Items from an interface collection:
☆ ☆ ☆
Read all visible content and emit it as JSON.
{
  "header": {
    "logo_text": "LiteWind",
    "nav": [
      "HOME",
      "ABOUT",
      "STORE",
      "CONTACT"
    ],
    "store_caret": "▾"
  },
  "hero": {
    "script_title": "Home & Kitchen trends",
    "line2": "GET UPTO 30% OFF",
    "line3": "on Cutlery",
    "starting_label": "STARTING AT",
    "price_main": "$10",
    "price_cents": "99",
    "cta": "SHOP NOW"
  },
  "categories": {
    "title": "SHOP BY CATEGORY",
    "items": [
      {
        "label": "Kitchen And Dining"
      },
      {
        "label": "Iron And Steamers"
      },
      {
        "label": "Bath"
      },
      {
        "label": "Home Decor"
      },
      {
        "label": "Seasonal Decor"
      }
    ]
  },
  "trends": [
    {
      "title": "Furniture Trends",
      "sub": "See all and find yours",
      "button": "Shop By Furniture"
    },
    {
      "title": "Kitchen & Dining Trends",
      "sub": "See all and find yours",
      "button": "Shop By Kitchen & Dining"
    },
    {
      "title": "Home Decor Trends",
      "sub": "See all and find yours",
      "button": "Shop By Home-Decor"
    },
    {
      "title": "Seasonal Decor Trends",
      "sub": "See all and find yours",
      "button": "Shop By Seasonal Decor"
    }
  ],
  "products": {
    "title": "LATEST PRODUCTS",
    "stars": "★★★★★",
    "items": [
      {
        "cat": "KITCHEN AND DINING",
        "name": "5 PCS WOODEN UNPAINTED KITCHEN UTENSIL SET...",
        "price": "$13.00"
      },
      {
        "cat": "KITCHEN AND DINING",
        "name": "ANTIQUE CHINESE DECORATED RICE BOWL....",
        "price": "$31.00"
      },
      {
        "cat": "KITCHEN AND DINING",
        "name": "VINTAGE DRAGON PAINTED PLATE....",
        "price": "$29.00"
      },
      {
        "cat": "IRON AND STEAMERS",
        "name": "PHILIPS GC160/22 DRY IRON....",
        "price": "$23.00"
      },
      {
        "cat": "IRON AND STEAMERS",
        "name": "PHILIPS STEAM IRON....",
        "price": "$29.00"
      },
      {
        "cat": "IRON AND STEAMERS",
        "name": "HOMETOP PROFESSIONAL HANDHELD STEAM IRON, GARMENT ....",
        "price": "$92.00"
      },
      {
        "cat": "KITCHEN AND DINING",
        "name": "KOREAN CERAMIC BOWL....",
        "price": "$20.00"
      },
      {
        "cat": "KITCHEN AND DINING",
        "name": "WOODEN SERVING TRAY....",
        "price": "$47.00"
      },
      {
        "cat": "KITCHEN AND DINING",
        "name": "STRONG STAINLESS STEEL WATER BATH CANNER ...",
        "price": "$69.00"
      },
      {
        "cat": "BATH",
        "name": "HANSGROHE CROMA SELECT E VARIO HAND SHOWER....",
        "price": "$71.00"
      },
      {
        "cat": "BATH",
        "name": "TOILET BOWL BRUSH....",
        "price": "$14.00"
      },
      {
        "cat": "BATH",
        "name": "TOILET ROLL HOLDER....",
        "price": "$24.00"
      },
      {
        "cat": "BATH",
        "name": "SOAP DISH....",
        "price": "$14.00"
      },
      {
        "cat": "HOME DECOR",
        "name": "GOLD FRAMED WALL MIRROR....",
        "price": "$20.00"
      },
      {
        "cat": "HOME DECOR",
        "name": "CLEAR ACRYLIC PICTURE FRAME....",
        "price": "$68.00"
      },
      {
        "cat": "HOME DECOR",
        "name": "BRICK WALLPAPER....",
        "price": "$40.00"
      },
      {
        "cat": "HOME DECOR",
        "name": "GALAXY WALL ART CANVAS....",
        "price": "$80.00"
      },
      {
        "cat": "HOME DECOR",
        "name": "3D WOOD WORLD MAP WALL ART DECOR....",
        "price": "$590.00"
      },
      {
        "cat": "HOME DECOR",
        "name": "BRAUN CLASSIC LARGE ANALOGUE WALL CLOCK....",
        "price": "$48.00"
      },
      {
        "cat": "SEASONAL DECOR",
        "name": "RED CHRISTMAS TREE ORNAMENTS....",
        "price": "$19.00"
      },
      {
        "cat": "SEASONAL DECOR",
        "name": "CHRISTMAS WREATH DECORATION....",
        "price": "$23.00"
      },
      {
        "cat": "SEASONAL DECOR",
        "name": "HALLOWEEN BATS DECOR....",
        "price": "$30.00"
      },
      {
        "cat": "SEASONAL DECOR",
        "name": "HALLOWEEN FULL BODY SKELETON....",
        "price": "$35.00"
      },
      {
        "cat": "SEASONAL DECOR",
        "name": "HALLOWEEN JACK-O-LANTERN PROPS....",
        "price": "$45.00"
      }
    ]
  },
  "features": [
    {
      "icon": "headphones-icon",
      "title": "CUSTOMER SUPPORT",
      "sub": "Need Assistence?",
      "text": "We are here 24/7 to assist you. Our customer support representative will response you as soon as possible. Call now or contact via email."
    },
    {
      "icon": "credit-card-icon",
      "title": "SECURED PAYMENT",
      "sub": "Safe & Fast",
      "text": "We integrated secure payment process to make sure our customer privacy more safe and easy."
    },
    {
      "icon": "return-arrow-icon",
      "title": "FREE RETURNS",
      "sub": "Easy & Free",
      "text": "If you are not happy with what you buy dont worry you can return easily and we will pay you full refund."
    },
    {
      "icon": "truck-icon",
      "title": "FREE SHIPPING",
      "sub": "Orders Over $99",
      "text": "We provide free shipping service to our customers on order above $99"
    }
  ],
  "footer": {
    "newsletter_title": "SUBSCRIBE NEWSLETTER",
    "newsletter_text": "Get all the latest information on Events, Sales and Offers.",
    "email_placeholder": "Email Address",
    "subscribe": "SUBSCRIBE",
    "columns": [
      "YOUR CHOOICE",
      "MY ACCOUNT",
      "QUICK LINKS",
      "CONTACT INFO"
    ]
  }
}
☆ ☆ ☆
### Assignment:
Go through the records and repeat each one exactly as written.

### Your solution:
Read all visible content and emit it as JSON.
{
  "header": {
    "logo_text": "LiteWind",
    "nav": [
      "HOME",
      "ABOUT",
      "STORE",
      "CONTACT"
    ],
    "store_caret": "▾"
  },
  "hero": {
    "script_title": "Home & Kitchen trends",
    "line2": "GET UPTO 30% OFF",
    "line3": "on Cutlery",
    "starting_label": "STARTING AT",
    "price_main": "$10",
    "price_cents": "99",
    "cta": "SHOP NOW"
  },
  "categories": {
    "title": "SHOP BY CATEGORY",
    "items": [
      {
        "label": "Kitchen And Dining"
      },
      {
        "label": "Iron And Steamers"
      },
      {
        "label": "Bath"
      },
      {
        "label": "Home Decor"
      },
      {
        "label": "Seasonal Decor"
      }
    ]
  },
  "trends": [
    {
      "title": "Furniture Trends",
      "sub": "See all and find yours",
      "button": "Shop By Furniture"
    },
    {
      "title": "Kitchen & Dining Trends",
      "sub": "See all and find yours",
      "button": "Shop By Kitchen & Dining"
    },
    {
      "title": "Home Decor Trends",
      "sub": "See all and find yours",
      "button": "Shop By Home-Decor"
    },
    {
      "title": "Seasonal Decor Trends",
      "sub": "See all and find yours",
      "button": "Shop By Seasonal Decor"
    }
  ],
  "products": {
    "title": "LATEST PRODUCTS",
    "stars": "★★★★★",
    "items": [
      {
        "cat": "KITCHEN AND DINING",
        "name": "5 PCS WOODEN UNPAINTED KITCHEN UTENSIL SET...",
        "price": "$13.00"
      },
      {
        "cat": "KITCHEN AND DINING",
        "name": "ANTIQUE CHINESE DECORATED RICE BOWL....",
        "price": "$31.00"
      },
      {
        "cat": "KITCHEN AND DINING",
        "name": "VINTAGE DRAGON PAINTED PLATE....",
        "price": "$29.00"
      },
      {
        "cat": "IRON AND STEAMERS",
        "name": "PHILIPS GC160/22 DRY IRON....",
        "price": "$23.00"
      },
      {
        "cat": "IRON AND STEAMERS",
        "name": "PHILIPS STEAM IRON....",
        "price": "$29.00"
      },
      {
        "cat": "IRON AND STEAMERS",
        "name": "HOMETOP PROFESSIONAL HANDHELD STEAM IRON, GARMENT ....",
        "price": "$92.00"
      },
      {
        "cat": "KITCHEN AND DINING",
        "name": "KOREAN CERAMIC BOWL....",
        "price": "$20.00"
      },
      {
        "cat": "KITCHEN AND DINING",
        "name": "WOODEN SERVING TRAY....",
        "price": "$47.00"
      },
      {
        "cat": "KITCHEN AND DINING",
        "name": "STRONG STAINLESS STEEL WATER BATH CANNER ...",
        "price": "$69.00"
      },
      {
        "cat": "BATH",
        "name": "HANSGROHE CROMA SELECT E VARIO HAND SHOWER....",
        "price": "$71.00"
      },
      {
        "cat": "BATH",
        "name": "TOILET BOWL BRUSH....",
        "price": "$14.00"
      },
      {
        "cat": "BATH",
        "name": "TOILET ROLL HOLDER....",
        "price": "$24.00"
      },
      {
        "cat": "BATH",
        "name": "SOAP DISH....",
        "price": "$14.00"
      },
      {
        "cat": "HOME DECOR",
        "name": "GOLD FRAMED WALL MIRROR....",
        "price": "$20.00"
      },
      {
        "cat": "HOME DECOR",
        "name": "CLEAR ACRYLIC PICTURE FRAME....",
        "price": "$68.00"
      },
      {
        "cat": "HOME DECOR",
        "name": "BRICK WALLPAPER....",
        "price": "$40.00"
      },
      {
        "cat": "HOME DECOR",
        "name": "GALAXY WALL ART CANVAS....",
        "price": "$80.00"
      },
      {
        "cat": "HOME DECOR",
        "name": "3D WOOD WORLD MAP WALL ART DECOR....",
        "price": "$590.00"
      },
      {
        "cat": "HOME DECOR",
        "name": "BRAUN CLASSIC LARGE ANALOGUE WALL CLOCK....",
        "price": "$48.00"
      },
      {
        "cat": "SEASONAL DECOR",
        "name": "RED CHRISTMAS TREE ORNAMENTS....",
        "price": "$19.00"
      },
      {
        "cat": "SEASONAL DECOR",
        "name": "CHRISTMAS WREATH DECORATION....",
        "price": "$23.00"
      },
      {
        "cat": "SEASONAL DECOR",
        "name": "HALLOWEEN BATS DECOR....",
        "price": "$30.00"
      },
      {
        "cat": "SEASONAL DECOR",
        "name": "HALLOWEEN FULL BODY SKELETON....",
        "price": "$35.00"
      },
      {
        "cat": "SEASONAL DECOR",
        "name": "HALLOWEEN JACK-O-LANTERN PROPS....",
        "price": "$45.00"
      }
    ]
  },
  "features": [
    {
      "icon": "headphones-icon",
      "title": "CUSTOMER SUPPORT",
      "sub": "Need Assistence?",
      "text": "We are here 24/7 to assist you. Our customer support representative will response you as soon as possible. Call now or contact via email."
    },
    {
      "icon": "credit-card-icon",
      "title": "SECURED PAYMENT",
      "sub": "Safe & Fast",
      "text": "We integrated secure payment process to make sure our customer privacy more safe and easy."
    },
    {
      "icon": "return-arrow-icon",
      "title": "FREE RETURNS",
      "sub": "Easy & Free",
      "text": "If you are not happy with what you buy dont worry you can return easily and we will pay you full refund."
    },
    {
      "icon": "truck-icon",
      "title": "FREE SHIPPING",
      "sub": "Orders Over $99",
      "text": "We provide free shipping service to our customers on order above $99"
    }
  ],
  "footer": {
    "newsletter_title": "SUBSCRIBE NEWSLETTER",
    "newsletter_text": "Get all the latest information on Events, Sales and Offers.",
    "email_placeholder": "Email Address",
    "subscribe": "SUBSCRIBE",
    "columns": [
      "YOUR CHOOICE",
      "MY ACCOUNT",
      "QUICK LINKS",
      "CONTACT INFO"
    ]
  }
}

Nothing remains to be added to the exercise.